While no parent ever wants to consider the fact that they may pass away and leave their children behind, considering what might happen to college savings funds upon the death of a parent may be imperative. Those who are dealing with estate planning issues may want to consider what would happen to their child’s college savings if they passed away.
New Jersey residents may be interested to hear that the executive director of the Utah Educational Savings Plan says that parents who set up 529 savings plans or tax advantaged education savings plans without setting up a successor may risk their child losing control over the plans if they were to pass away. Although it may be unlikely, parents may want to consider setting up a successor to control the funds in the event of their death.
Parents who are looking to set up a successor first must understand how the process works. In order to set up a successor, individuals will need to request forms in association with their savings plans to name both a primary and secondary successor. By doing so, parents can help ensure that someone responsible is able to control the account in the event of a death. While it may not be the most pleasant part of estate planning, it could very well be a necessary one.
Although estate planning may seem simple, it can often be complex, and without the help of an estate planning attorney, individuals may find themselves waist deep in complex estate planning issues.
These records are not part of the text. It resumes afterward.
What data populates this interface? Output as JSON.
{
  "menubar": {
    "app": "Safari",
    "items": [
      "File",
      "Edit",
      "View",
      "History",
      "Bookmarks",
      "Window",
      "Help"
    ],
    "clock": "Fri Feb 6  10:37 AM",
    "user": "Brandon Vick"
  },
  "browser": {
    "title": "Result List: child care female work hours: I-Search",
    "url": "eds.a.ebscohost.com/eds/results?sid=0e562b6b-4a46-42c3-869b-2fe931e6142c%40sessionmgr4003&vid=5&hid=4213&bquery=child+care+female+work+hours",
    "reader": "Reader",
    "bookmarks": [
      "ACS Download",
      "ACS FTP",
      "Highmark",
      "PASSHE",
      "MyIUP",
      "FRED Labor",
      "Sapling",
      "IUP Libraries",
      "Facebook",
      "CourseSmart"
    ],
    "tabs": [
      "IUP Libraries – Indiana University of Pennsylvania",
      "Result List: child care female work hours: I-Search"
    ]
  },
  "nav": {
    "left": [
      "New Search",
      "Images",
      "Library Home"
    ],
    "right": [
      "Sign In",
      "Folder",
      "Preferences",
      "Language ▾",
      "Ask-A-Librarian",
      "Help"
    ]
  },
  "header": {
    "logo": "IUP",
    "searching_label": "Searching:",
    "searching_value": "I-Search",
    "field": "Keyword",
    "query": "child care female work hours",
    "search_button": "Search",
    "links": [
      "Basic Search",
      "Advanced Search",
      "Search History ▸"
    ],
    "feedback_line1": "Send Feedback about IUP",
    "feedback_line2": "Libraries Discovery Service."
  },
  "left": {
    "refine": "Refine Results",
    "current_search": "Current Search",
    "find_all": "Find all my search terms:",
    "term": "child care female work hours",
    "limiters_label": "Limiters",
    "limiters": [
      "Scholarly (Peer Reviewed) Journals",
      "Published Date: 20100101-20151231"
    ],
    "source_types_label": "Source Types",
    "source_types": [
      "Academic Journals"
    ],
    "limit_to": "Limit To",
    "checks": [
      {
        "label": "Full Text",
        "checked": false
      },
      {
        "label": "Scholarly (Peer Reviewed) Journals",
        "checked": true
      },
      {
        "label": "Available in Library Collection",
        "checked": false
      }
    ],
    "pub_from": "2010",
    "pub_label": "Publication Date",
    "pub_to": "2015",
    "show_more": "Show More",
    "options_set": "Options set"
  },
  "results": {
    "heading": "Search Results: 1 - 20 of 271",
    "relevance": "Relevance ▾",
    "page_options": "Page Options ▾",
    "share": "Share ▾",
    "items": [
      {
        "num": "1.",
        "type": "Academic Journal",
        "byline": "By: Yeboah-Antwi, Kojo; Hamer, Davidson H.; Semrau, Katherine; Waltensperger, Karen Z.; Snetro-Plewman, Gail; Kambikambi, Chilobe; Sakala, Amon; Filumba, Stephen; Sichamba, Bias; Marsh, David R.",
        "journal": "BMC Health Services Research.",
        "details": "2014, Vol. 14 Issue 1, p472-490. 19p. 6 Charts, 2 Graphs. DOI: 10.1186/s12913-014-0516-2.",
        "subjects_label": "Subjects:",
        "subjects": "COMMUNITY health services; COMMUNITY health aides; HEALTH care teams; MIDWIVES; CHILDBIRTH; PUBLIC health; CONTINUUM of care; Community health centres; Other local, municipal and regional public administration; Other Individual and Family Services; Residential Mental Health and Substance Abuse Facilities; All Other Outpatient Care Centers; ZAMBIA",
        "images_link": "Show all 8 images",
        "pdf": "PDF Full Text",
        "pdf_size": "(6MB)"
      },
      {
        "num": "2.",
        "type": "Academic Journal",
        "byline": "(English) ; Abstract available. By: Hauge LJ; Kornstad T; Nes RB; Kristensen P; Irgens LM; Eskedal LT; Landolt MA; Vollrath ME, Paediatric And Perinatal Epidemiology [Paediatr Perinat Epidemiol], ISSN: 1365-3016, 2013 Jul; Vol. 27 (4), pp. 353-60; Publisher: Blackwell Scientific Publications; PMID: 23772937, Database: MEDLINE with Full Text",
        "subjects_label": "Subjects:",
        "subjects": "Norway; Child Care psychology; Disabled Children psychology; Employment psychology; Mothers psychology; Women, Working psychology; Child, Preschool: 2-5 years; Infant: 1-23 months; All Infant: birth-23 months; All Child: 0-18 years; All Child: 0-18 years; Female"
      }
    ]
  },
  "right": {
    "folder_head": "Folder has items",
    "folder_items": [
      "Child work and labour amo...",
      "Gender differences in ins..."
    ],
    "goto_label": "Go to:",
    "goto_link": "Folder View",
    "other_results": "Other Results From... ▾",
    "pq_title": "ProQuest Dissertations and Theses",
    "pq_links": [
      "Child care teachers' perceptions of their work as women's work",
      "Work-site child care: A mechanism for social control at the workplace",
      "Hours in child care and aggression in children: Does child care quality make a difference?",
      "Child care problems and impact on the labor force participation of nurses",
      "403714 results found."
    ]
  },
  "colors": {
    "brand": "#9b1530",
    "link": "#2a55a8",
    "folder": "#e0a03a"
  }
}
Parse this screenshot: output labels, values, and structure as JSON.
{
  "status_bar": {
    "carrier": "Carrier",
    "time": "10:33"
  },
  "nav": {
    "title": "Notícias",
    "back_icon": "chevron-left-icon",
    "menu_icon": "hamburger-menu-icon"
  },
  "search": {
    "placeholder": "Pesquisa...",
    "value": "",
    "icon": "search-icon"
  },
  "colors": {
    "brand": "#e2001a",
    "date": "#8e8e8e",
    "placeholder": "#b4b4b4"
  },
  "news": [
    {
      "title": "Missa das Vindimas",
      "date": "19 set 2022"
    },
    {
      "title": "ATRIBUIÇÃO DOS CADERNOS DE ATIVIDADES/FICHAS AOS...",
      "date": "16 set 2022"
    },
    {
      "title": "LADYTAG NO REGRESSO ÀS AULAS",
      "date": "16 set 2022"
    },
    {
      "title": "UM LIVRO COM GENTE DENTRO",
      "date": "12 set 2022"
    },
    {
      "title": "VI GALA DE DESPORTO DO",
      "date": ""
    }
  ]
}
Those setting up an estate plan may want to get assistance from an estate planning attorney to ensure that all of their bases are covered.
Source: US News, “Make college savings accounts part of estate planning”, Reyna Gobel, May 31, 2013